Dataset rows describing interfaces

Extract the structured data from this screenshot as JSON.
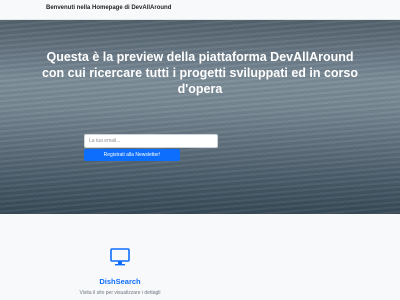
{
  "header": {
    "brand": "Benvenuti nella Homepage di DevAllAround"
  },
  "hero": {
    "title": "Questa è la preview della piattaforma DevAllAround con cui ricercare tutti i progetti sviluppati ed in corso d'opera",
    "email_placeholder": "La tua email...",
    "signup_label": "Registrati alla Newsletter!"
  },
  "features": [
    {
      "icon": "monitor-icon",
      "title": "DishSearch",
      "description": "Visita il sito per visualizzare i dettagli"
    }
  ],
  "colors": {
    "accent": "#0d6efd",
    "hero_overlay": "#6d7f8c",
    "topbar": "#f8f9fa"
  }
}
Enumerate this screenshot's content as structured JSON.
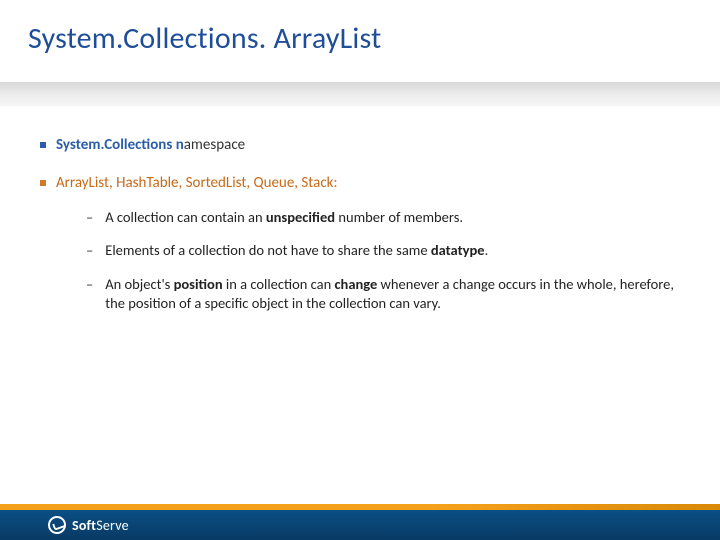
{
  "title": "System.Collections. ArrayList",
  "bullets": {
    "b1_strong": "System.Collections n",
    "b1_rest": "amespace",
    "b2": "ArrayList, HashTable, SortedList, Queue, Stack:"
  },
  "dashes": {
    "d1_pre": "A collection can contain an ",
    "d1_b1": "unspecified",
    "d1_post": " number of members.",
    "d2_pre": "Elements of a collection do not have to share the same ",
    "d2_b1": "datatype",
    "d2_post": ".",
    "d3_pre": "An object's ",
    "d3_b1": "position",
    "d3_mid": " in a collection can ",
    "d3_b2": "change",
    "d3_post": " whenever a change occurs in the whole, herefore, the position of a specific object in the collection can vary."
  },
  "footer": {
    "brand_a": "Soft",
    "brand_b": "Serve"
  },
  "glyphs": {
    "dash": "–"
  }
}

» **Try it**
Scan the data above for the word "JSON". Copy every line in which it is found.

» **Answer to this task**
Extract the structured data from this screenshot as JSON.
Enumerate this screenshot's content as structured JSON.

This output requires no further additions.